Much of Heckman’s work in the areas of early childhood education programs, human development, and life cycle skill formation involves estimating the impact of noncognitive abilities. Heckman said a very active research area is trying to measure how subjective traits such as time preference, personality, risk aversion, labor supply preferences, and conscientiousness influence human achievement.
“People are trying to understand how psychology measures and parameters diverge from standard econometric measures. We think at least parts of those traits are something different than pure active intelligence. More recently, there’s been a focus on ambiguity aversion, when you really don’t know the parameters of the economy. A whole set of new traits creeping in, like trust, altruism, and even reciprocity and the idea of fairness.
“Psychologists like to think these traits are inherent; they see them show up on a survey or personality inventory. Enter the economists; what we see is that every one of these traits is a function of individual behavior under certain circumstances. So you have to calibrate your measures very carefully.”
Heckman went on to give brief but intriguing highlights of longstanding research interests like the Perry Preschool Program study and new areas like epigenetics. This field studies changes in genetic expression influenced by environment or experience, not by a change in the actual genetic sequence.
“What we’re beginning to understand is that experience in life will actually change how genes express themselves,” Heckman said. Studies of rhesus monkeys have shown that putting the animals in circumstances mimicking poverty affect gene expression in 22 percent of their genes. Many studies have looked at what happens when young primates are deprived of maternal or social attention. Econometrics offers the tools to study for the first time the lifetime health outcomes of these animals. Studies show monkeys raised by surrogates are not only shy and withdrawn, but also have significantly more illness, Heckman said.
For students in the crowd interested in medical school, this research has implications for not just treating but preventing disease, Heckman noted. “Economists are coming in and showing how we might change the trajectory of health.
“So why am I doing this? It turns out that poverty really gets under the skin. [Epigenetics] is a new avenue toward a deeper understanding of what poverty is all about. Can we reverse it? It’s more than suggestive that something is going on here.”
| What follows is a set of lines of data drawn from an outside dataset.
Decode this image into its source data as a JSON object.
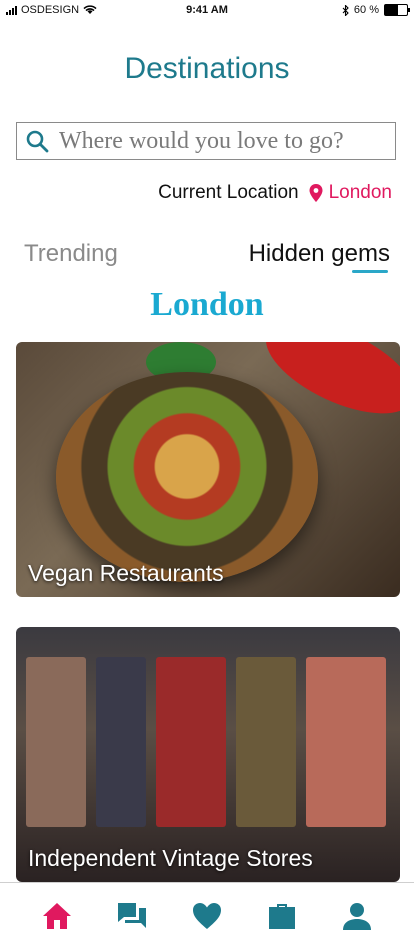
{
  "status_bar": {
    "carrier": "OSDESIGN",
    "time": "9:41 AM",
    "battery": "60 %",
    "battery_level": 0.6
  },
  "header": {
    "title": "Destinations"
  },
  "search": {
    "placeholder": "Where would you love to go?",
    "value": ""
  },
  "location": {
    "label": "Current Location",
    "city": "London"
  },
  "tabs": [
    {
      "label": "Trending",
      "active": false
    },
    {
      "label": "Hidden gems",
      "active": true
    }
  ],
  "city_heading": "London",
  "cards": [
    {
      "caption": "Vegan Restaurants"
    },
    {
      "caption": "Independent Vintage Stores"
    }
  ],
  "colors": {
    "teal": "#1e7a8c",
    "accent_pink": "#e0195f",
    "heading_blue": "#1aa9d1",
    "tab_underline": "#2aa7c8"
  },
  "nav": [
    {
      "icon": "home-icon",
      "active": true
    },
    {
      "icon": "chat-icon",
      "active": false
    },
    {
      "icon": "heart-icon",
      "active": false
    },
    {
      "icon": "briefcase-icon",
      "active": false
    },
    {
      "icon": "profile-icon",
      "active": false
    }
  ]
}
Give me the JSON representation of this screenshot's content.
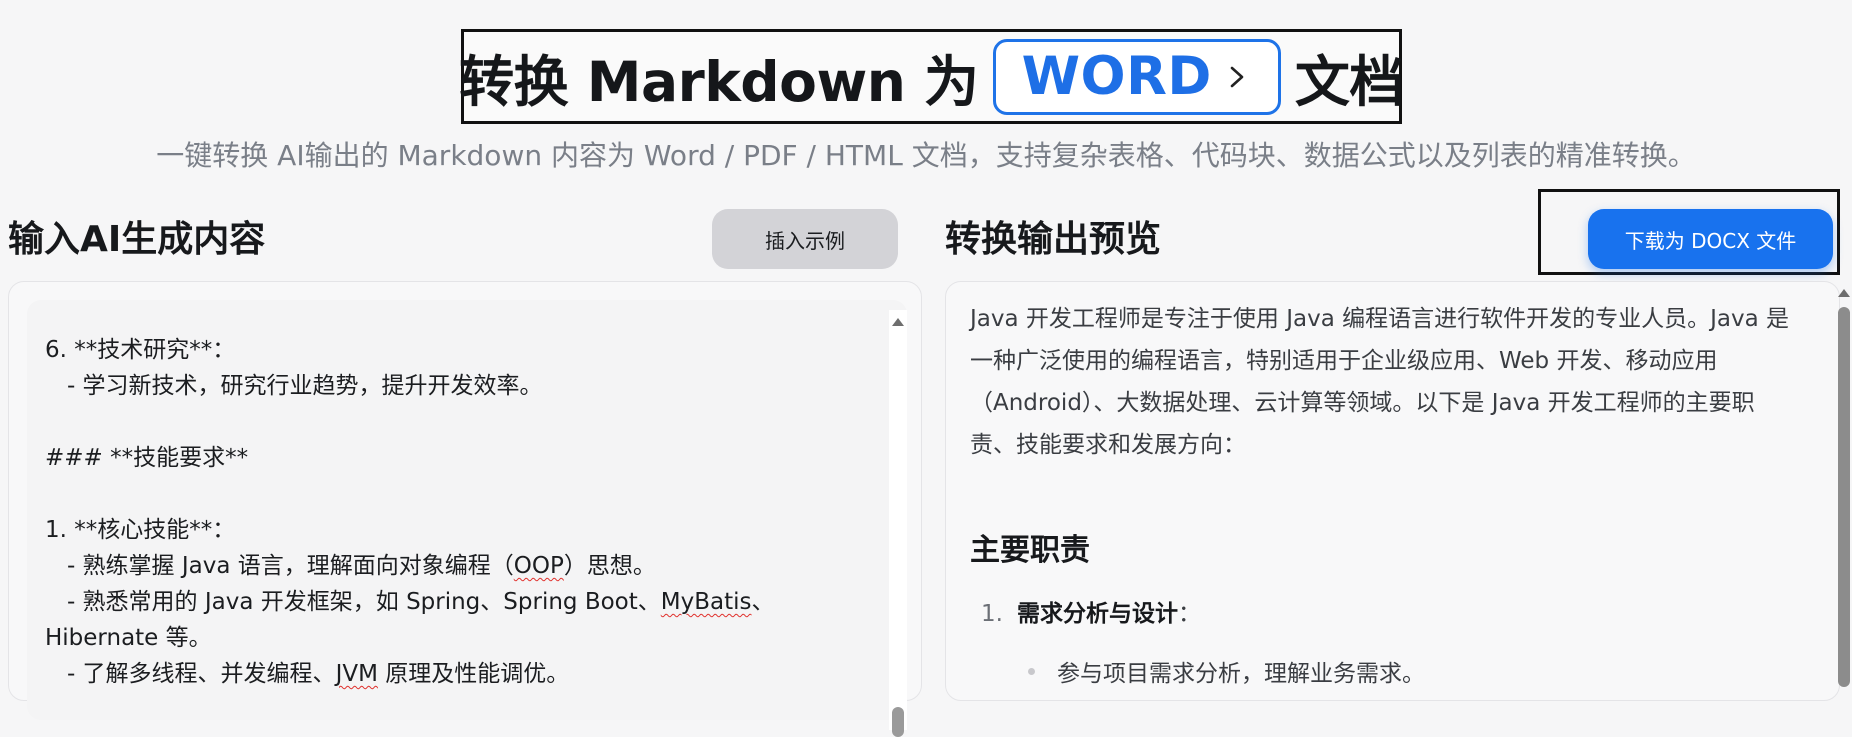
{
  "header": {
    "title_prefix": "转换 Markdown 为",
    "title_highlight": "WORD",
    "title_suffix": "文档",
    "subtitle": "一键转换 AI输出的 Markdown 内容为 Word / PDF / HTML 文档，支持复杂表格、代码块、数据公式以及列表的精准转换。"
  },
  "editor": {
    "title": "输入AI生成内容",
    "example_button": "插入示例",
    "lines": [
      "6. **技术研究**：",
      "   - 学习新技术，研究行业趋势，提升开发效率。",
      "",
      "### **技能要求**",
      "",
      "1. **核心技能**：",
      "   - 熟练掌握 Java 语言，理解面向对象编程（",
      "OOP",
      "）思想。",
      "   - 熟悉常用的 Java 开发框架，如 Spring、Spring Boot、",
      "MyBatis",
      "、",
      "Hibernate 等。",
      "   - 了解多线程、并发编程、",
      "JVM",
      " 原理及性能调优。"
    ]
  },
  "preview": {
    "title": "转换输出预览",
    "download_button": "下载为 DOCX 文件",
    "intro": "Java 开发工程师是专注于使用 Java 编程语言进行软件开发的专业人员。Java 是一种广泛使用的编程语言，特别适用于企业级应用、Web 开发、移动应用（Android）、大数据处理、云计算等领域。以下是 Java 开发工程师的主要职责、技能要求和发展方向：",
    "section_heading": "主要职责",
    "list_item_number": "1.",
    "list_item_title": "需求分析与设计",
    "list_item_colon": "：",
    "sub_item": "参与项目需求分析，理解业务需求。"
  },
  "colors": {
    "accent": "#1872ee",
    "highlight_border": "#1e73e8",
    "spell_error": "#e0302c"
  },
  "icons": {
    "pill": "chevron-right-icon",
    "scroll_up": "scroll-up-arrow-icon"
  }
}
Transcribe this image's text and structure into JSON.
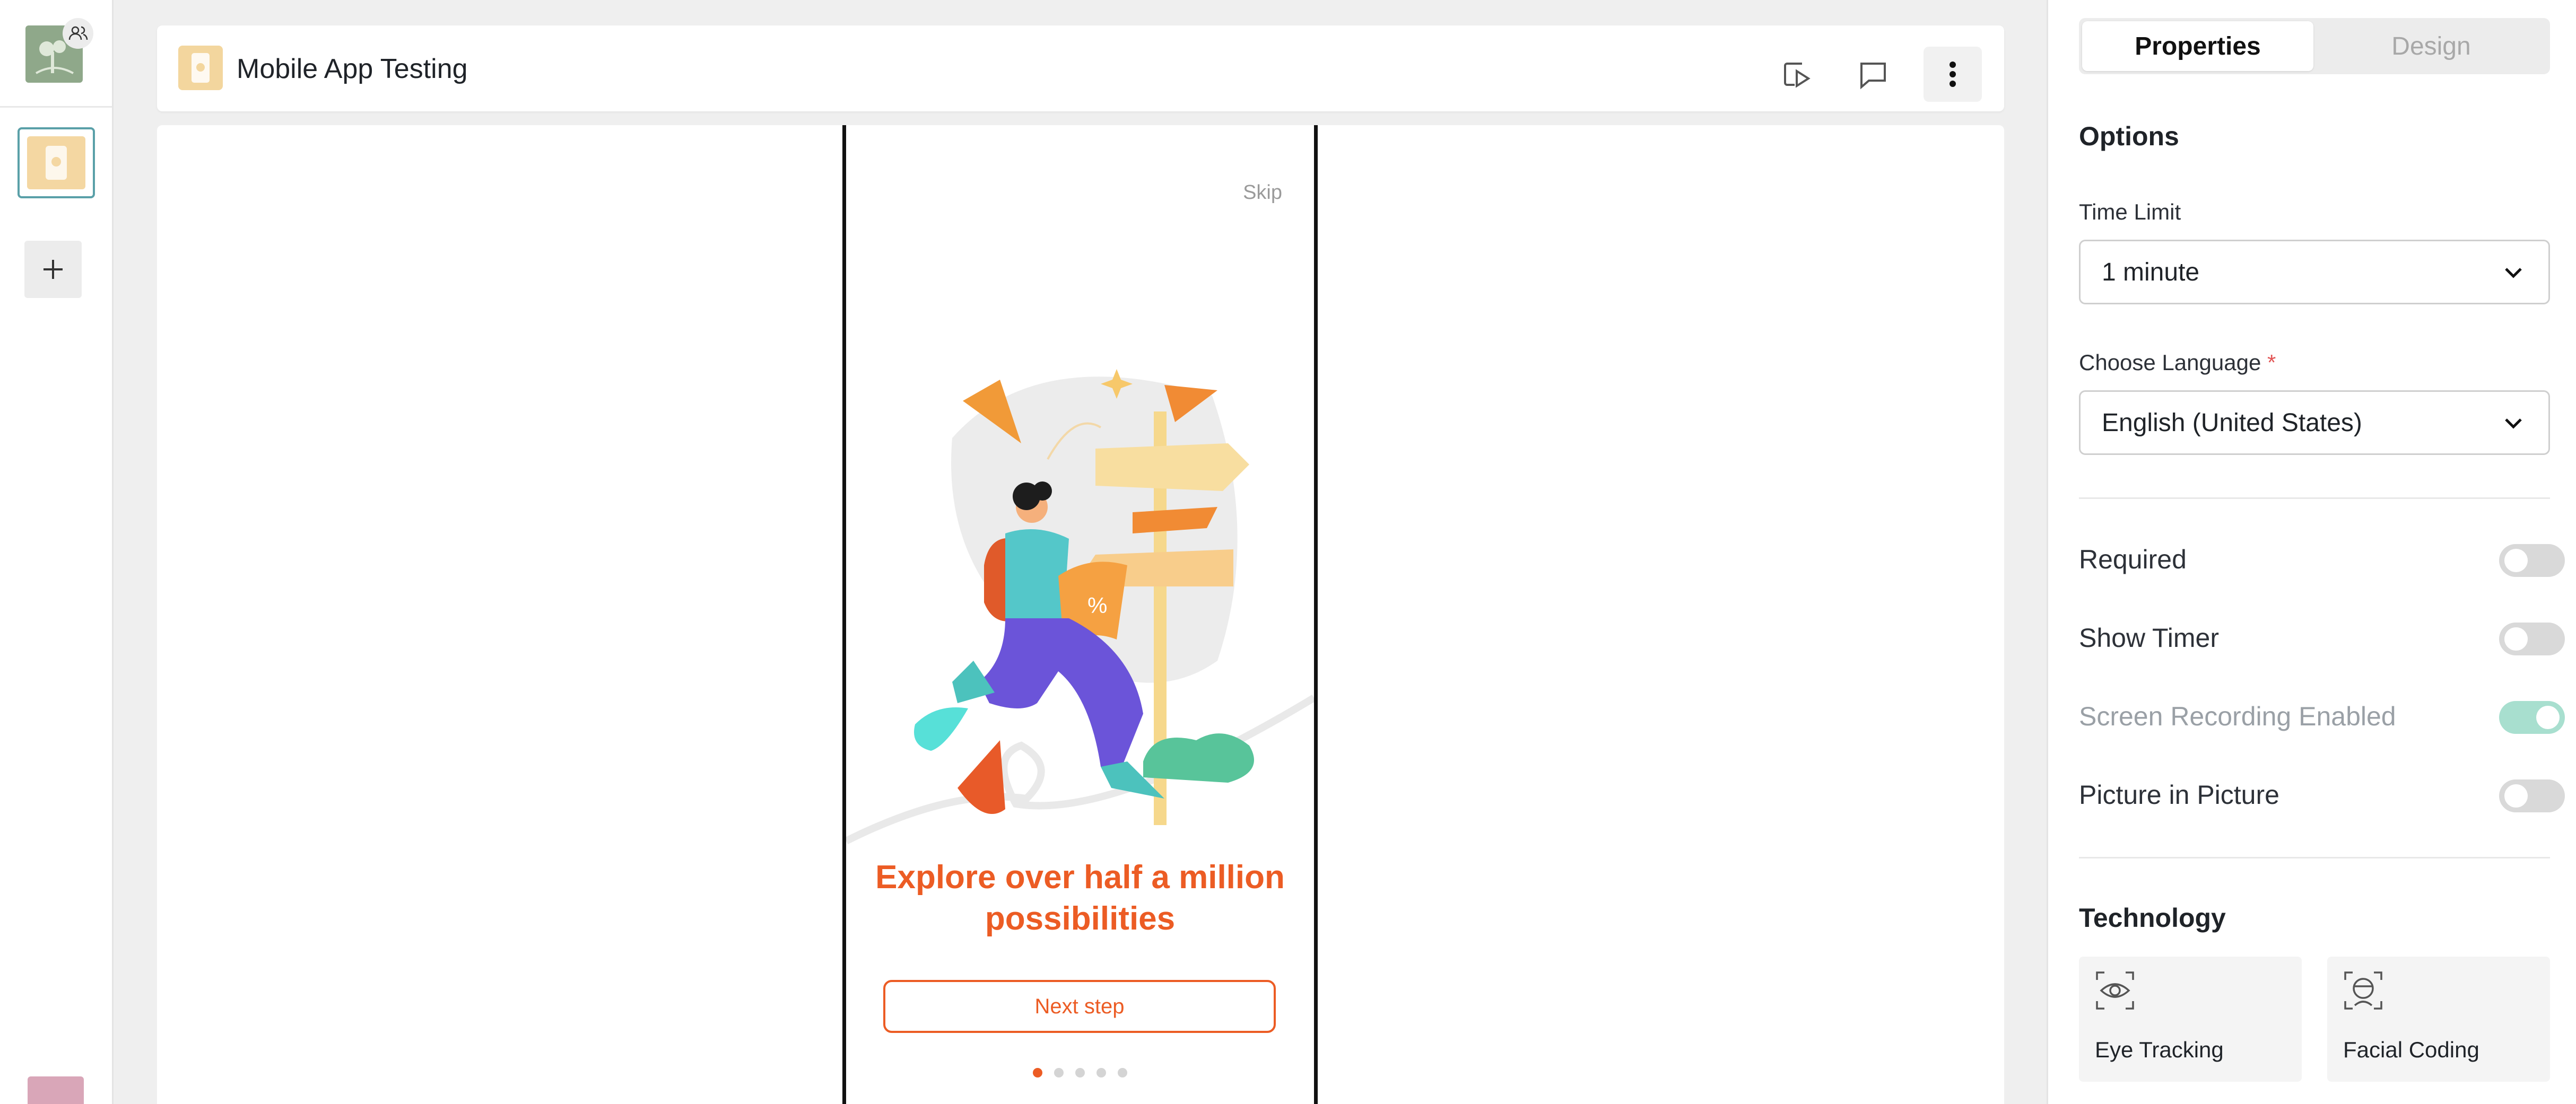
{
  "header": {
    "title": "Mobile App Testing"
  },
  "sidebar": {
    "logo_icon": "tree-logo-icon",
    "users_icon": "users-icon",
    "add_icon": "plus-icon"
  },
  "phone": {
    "skip": "Skip",
    "headline_line1": "Explore over half a million",
    "headline_line2": "possibilities",
    "next_button": "Next step",
    "dots_total": 5,
    "dots_active": 1
  },
  "panel": {
    "tabs": [
      {
        "label": "Properties",
        "active": true
      },
      {
        "label": "Design",
        "active": false
      }
    ],
    "options_title": "Options",
    "time_limit_label": "Time Limit",
    "time_limit_value": "1 minute",
    "language_label": "Choose Language",
    "language_required": "*",
    "language_value": "English (United States)",
    "toggles": [
      {
        "label": "Required",
        "on": false,
        "disabled": false
      },
      {
        "label": "Show Timer",
        "on": false,
        "disabled": false
      },
      {
        "label": "Screen Recording Enabled",
        "on": true,
        "disabled": true
      },
      {
        "label": "Picture in Picture",
        "on": false,
        "disabled": false
      }
    ],
    "technology_title": "Technology",
    "technology": [
      {
        "label": "Eye Tracking",
        "icon": "eye-tracking-icon"
      },
      {
        "label": "Facial Coding",
        "icon": "facial-coding-icon"
      }
    ]
  },
  "colors": {
    "accent": "#ec5c24",
    "thumb_border": "#5aa0a8",
    "toggle_on": "#a8dfcf"
  }
}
Heckman said that as a child of the 1960s, he has long been interested in poverty, racial inequality, and achievement gaps; those interests have shaped his research agenda. Research can be hard work subject to painful criticism; it’s less work when pursuing something that truly interests you, he advised.
“If something grabs you, no matter what it is, you should probably follow it. To try to understand something beyond a shadow of a doubt, you go through things that can be very painful, but when you reach some glimmer of conclusion, there’s an aha moment. The reward is on this other side when it makes a difference. I don’t mean just when your work is on the front page, but it leads to true understanding."